This won’t click with young readers, but this reminded me of My Big Fat Greek Wedding simply in the over and above way that his parents handle everything and I do mean everything. While they are completely okay with the fact that Alek is gay, they have huge issues with his choice of a boyfriend. Still, they are impressed when their son stands up to them, sighting the traditions of his Armenian family in his arguement.
While this is a book about growing up and being gay, it is so much more. Alek’s biggest concern isn’t his sexuality but learning to appreciate people who are different from you, people you were sure were out to get you.
An excellent summer read with its lovable characters, fast pace and lessons in accepting people based on their best behavior instead of your fears.
June 9, 2014
Why Feet Smell
and Other Gross Facts about Your Body
by Jody Sullivan Rake
From slimy snot and yellow pee to smelly feet and bad breath, this is a fast paced, somewhat icky book about the human body.
None of it is in-depth but there is a surprising amount of information packed into only 583 words. That’s right. 583 words. It is only slightly longer than your average picture book and that’s going to make it a huge hit with kids who are reluctant to read anything dense or long. The reading level is listed as first to second grade. It is also a good choice for the cautious reader because it is divided into chapters of only two pages each — one of text and one photo.
The illustrations are a combination or photographs and cartoony drawings. They are much more humorous than they are disgusting.
The temptation is to say that this is an excellent boy book, and it is. But don’t right it off for the girl in your life who likes science and things that are a little . . . icky, but only a little. There is nothing in here that isn’t age appropriate although after your child reads it you may have to endure a dinner time discussion about farts or urine.
I have to admit that the only reason that I picked this one up is because of an upcoming project. I wanted to check out potential competition. I have to say that one thing that I loved about this book was that it was exactly what it said it was. A book about gross body facts. Period. It didn’t pretent to be a book about gross body facts only to get you to pick up a preachy book about nutrition or health.
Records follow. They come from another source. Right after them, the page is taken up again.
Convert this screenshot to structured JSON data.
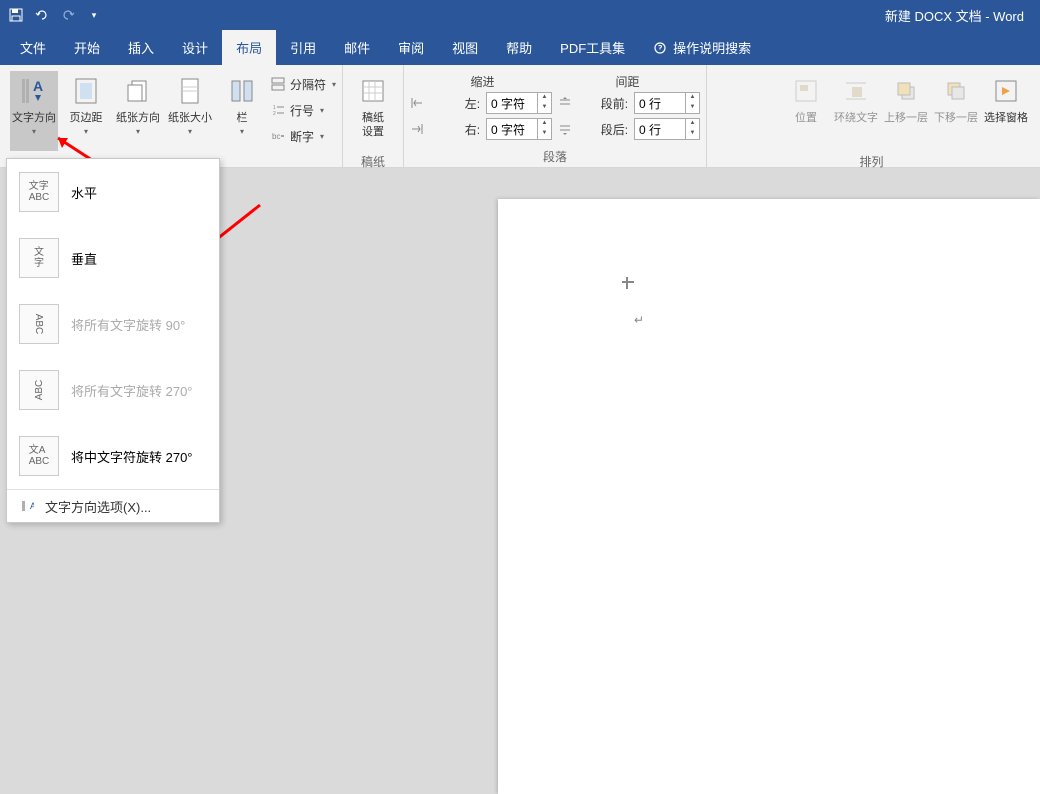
{
  "title": "新建 DOCX 文档 - Word",
  "tabs": {
    "file": "文件",
    "home": "开始",
    "insert": "插入",
    "design": "设计",
    "layout": "布局",
    "references": "引用",
    "mailings": "邮件",
    "review": "审阅",
    "view": "视图",
    "help": "帮助",
    "pdf": "PDF工具集",
    "tellme": "操作说明搜索"
  },
  "ribbon": {
    "text_direction": "文字方向",
    "margins": "页边距",
    "orientation": "纸张方向",
    "size": "纸张大小",
    "columns": "栏",
    "breaks": "分隔符",
    "line_numbers": "行号",
    "hyphenation": "断字",
    "manuscript": "稿纸",
    "manuscript_settings": "设置",
    "indent_header": "缩进",
    "spacing_header": "间距",
    "indent_left_label": "左:",
    "indent_right_label": "右:",
    "indent_left_value": "0 字符",
    "indent_right_value": "0 字符",
    "spacing_before_label": "段前:",
    "spacing_after_label": "段后:",
    "spacing_before_value": "0 行",
    "spacing_after_value": "0 行",
    "position": "位置",
    "wrap_text": "环绕文字",
    "bring_forward": "上移一层",
    "send_backward": "下移一层",
    "selection_pane": "选择窗格",
    "group_paragraph": "段落",
    "group_manuscript": "稿纸",
    "group_arrange": "排列"
  },
  "dropdown": {
    "horizontal": "水平",
    "vertical": "垂直",
    "rotate90": "将所有文字旋转 90°",
    "rotate270": "将所有文字旋转 270°",
    "rotate_cjk_270": "将中文字符旋转 270°",
    "options": "文字方向选项(X)...",
    "icon_h": "文字\nABC",
    "icon_v": "文\n字",
    "icon_90": "ABC",
    "icon_270": "ABC",
    "icon_cjk": "文A\nABC"
  },
  "page_mark": "↵"
}
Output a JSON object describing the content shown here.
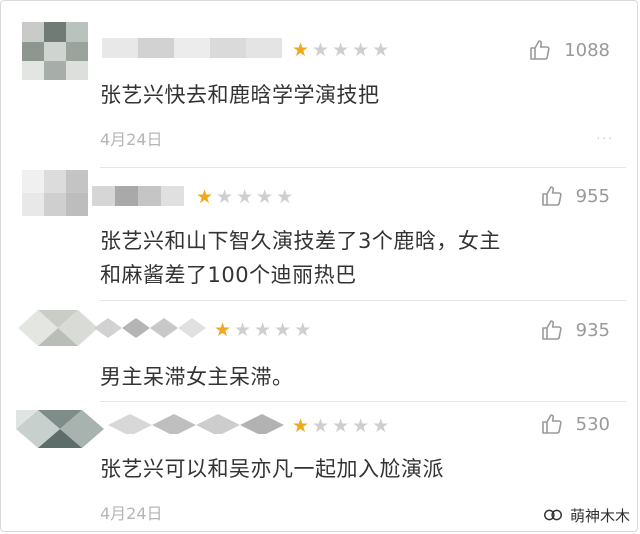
{
  "comments": [
    {
      "rating": 1,
      "likes": "1088",
      "text_lines": [
        "张艺兴快去和鹿晗学学演技把"
      ],
      "date": "4月24日"
    },
    {
      "rating": 1,
      "likes": "955",
      "text_lines": [
        "张艺兴和山下智久演技差了3个鹿晗，女主",
        "和麻酱差了100个迪丽热巴"
      ],
      "date": ""
    },
    {
      "rating": 1,
      "likes": "935",
      "text_lines": [
        "男主呆滞女主呆滞。"
      ],
      "date": ""
    },
    {
      "rating": 1,
      "likes": "530",
      "text_lines": [
        "张艺兴可以和吴亦凡一起加入尬演派"
      ],
      "date": "4月24日"
    }
  ],
  "more_glyph": "...",
  "watermark": {
    "text": "萌神木木",
    "icon": "wechat-channel-icon"
  },
  "colors": {
    "star_on": "#f0a91e",
    "star_off": "#cfcfcf",
    "meta": "#999999",
    "body_text": "#333333"
  }
}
So if you’ve tried to find a gross book for your child, only to be disappointed, don’t be afraid to pick this one up. It is what it claims to be while also educating and entertaining. An excellent summer time read.
June 5, 2014
Tap Tap Boom Boom
by Elizabeth Bluemle
illustrated by G. Brian Karas
When the rain starts with a tap tap and a boom boom, the street carts appear. People buy umbrellas and hurry through the down pour, finally taking shelter in the metro station. There strangers chat, listen to music, share pizza and even, when someone needs to head out, give up an umbrella to help someone else out. Finally, the storm lets up and everyone heads out into the sunlight and the puddles . . . until it happens again.
This book isn’t so much a story as a concept — pedestrians in the rain and how a common experience can pull strangers together into a community.
Bluemle’s rhythmic rhyming text creates a fun read aloud experience. You’ll find your young listeners chiming in with the various sound words. And don’t be surprised when they want to talk about times they’ve been caught in a downpour as well as what other types of people the author might have included.
G. Brian Karas’ collage illustrations are a blend of textures as he combines the smooth realistic details of photos with the cartoony look of gauche.
Although the book circles around to a quieter ending, it wouldn’t be a great bed time choice with all the booming and running but it would be a fun way to introduce a group to sound words or weather.